Among Ford insiders there is great hope that Mark Fields will turn out to be The One.
You know, the guy who can fix North America then slide into the CEOs chair when Bill Ford is ready to relinquish it.
When the next restructuring shoe drops on Jan. 23, well see who his teammates are on the Way Forward. But with the latest round of executive churn erasing yet another group of Ford veterans, the company may need some additional experienced managerial talent.
Why not ask Edsel Ford to come back for a while?
It worked when Alan Gilmour came back to lend a hand, didnt it?
At 57, Edsel Ford II is a busy guy.
Since he retired as an employee seven years ago, Edsel Ford has been actively involved in a number of charities and has become a local asset in Detroit as a civic leader.
Like Gilmour, who is a car dealer, Edsel Ford is a successful businessman. He owns Pentastar Aviation, which he bought coincidentally two days after Jacques Nasser was fired as Ford Motor CEO in October 2001. He was CEO of Pentastar Aviation until last August when he handed off the job.
Edsel Ford may be busy, but Ford Motor Co. is still his company. He was an employee for a quarter of a century, has been a director since 1988 and as shareholder he has a big stake in the family business.
But more importantly, he could contribute to the companys turnaround effort. He has been around long enough to understand the companys strengths and weaknesses and its heritage.
Edsel Ford knows the retail side of the business, having worked in sales, marketing and was COO of Ford Credit. More importantly, he's well-liked and trusted by Ford dealers. That's no small thing.
That could be very useful because the troubled retail end of the business is where the next round of executive churn seems to be centered.

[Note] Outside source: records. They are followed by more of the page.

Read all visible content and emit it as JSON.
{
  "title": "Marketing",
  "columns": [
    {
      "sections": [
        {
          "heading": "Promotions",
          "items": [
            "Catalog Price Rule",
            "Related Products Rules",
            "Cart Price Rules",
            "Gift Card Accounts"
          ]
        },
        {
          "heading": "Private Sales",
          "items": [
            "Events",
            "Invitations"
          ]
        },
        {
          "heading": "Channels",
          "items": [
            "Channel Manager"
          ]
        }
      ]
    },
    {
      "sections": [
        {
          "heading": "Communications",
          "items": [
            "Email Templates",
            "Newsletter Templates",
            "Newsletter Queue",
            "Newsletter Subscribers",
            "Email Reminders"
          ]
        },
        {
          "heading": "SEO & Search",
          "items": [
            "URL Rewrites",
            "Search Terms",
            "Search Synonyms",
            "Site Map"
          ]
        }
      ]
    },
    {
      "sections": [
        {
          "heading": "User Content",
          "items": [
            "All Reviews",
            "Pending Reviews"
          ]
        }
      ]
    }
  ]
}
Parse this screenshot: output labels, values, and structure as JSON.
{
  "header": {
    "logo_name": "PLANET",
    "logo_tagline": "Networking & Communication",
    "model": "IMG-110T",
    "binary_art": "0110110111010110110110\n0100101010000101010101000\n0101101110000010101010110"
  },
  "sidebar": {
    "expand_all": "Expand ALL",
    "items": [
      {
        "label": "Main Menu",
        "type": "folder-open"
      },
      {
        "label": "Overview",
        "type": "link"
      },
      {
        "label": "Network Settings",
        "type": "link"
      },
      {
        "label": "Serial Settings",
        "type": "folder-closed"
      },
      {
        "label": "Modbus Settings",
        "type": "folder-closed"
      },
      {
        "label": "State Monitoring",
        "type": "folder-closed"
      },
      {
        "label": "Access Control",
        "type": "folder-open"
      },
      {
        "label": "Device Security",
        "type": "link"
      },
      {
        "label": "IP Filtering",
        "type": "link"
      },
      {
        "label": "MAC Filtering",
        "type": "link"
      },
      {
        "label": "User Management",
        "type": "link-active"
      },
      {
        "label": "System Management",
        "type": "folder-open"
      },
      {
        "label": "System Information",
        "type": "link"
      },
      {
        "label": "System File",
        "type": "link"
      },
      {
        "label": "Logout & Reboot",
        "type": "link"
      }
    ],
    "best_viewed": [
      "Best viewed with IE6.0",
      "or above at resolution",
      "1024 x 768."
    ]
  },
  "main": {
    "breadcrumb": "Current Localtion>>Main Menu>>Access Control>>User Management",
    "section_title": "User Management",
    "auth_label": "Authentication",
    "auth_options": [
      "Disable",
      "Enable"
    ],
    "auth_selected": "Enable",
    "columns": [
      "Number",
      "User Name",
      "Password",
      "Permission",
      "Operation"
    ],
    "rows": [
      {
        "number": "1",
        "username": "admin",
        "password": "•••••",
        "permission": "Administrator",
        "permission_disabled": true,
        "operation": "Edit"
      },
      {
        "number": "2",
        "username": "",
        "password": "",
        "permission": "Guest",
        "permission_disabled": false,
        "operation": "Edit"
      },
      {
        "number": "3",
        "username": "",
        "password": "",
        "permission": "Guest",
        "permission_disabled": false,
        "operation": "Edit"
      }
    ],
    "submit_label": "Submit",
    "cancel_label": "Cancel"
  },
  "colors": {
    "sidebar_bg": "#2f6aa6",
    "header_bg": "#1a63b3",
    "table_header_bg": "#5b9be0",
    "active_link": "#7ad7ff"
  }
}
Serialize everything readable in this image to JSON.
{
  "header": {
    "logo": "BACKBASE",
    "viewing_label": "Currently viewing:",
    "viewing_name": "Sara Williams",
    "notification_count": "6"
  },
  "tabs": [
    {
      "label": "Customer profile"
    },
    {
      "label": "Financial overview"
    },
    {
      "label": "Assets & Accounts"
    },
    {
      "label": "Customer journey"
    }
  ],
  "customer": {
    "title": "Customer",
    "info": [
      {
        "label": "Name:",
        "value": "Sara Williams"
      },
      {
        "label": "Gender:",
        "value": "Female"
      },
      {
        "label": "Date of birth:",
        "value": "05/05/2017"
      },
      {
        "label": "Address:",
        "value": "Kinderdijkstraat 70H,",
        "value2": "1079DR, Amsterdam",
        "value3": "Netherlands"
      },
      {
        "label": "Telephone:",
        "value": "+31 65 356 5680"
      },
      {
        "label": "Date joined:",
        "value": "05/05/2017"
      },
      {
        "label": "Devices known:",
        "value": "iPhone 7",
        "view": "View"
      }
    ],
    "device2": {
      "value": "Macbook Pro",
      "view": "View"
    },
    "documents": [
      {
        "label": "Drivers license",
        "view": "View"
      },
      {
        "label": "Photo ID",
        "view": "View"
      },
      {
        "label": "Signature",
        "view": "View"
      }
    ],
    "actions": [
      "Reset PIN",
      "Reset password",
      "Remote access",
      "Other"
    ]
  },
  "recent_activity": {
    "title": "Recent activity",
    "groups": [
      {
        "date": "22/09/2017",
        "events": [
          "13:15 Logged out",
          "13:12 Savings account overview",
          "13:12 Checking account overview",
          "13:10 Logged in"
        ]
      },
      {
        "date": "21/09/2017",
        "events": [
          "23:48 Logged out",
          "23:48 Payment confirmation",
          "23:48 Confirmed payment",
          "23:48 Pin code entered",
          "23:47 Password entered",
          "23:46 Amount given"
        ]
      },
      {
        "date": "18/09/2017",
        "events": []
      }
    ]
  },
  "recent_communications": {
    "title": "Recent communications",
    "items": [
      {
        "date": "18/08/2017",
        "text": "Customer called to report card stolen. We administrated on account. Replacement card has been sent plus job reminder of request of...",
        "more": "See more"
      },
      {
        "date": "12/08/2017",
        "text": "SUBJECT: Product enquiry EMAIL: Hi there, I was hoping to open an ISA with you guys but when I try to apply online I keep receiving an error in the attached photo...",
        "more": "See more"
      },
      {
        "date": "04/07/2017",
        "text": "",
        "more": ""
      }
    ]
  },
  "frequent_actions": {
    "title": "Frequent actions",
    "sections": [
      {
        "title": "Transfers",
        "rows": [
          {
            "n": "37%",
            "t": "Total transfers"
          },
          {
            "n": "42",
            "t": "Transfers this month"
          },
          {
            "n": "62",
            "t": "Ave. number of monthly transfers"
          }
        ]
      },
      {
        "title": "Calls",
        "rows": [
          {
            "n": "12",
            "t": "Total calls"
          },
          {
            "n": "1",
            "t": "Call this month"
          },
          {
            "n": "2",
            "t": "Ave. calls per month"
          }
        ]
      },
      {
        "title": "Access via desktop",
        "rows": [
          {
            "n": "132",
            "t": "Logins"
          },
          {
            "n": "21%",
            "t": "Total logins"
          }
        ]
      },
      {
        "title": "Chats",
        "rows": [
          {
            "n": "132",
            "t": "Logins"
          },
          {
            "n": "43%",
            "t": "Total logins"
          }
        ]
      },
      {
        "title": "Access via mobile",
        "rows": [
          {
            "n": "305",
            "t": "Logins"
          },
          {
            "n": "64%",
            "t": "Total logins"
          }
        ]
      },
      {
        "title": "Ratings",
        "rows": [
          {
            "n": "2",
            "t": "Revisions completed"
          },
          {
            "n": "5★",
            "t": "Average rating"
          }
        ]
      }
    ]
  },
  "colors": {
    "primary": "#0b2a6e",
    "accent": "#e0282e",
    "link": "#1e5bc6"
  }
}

Every family has its squabbles and issues. But with the shape Ford Motor Co. is in, it makes sense for every able-bodied family member to pitch in, doesnt it?
You may e-mail Edward Lapham at [email protected]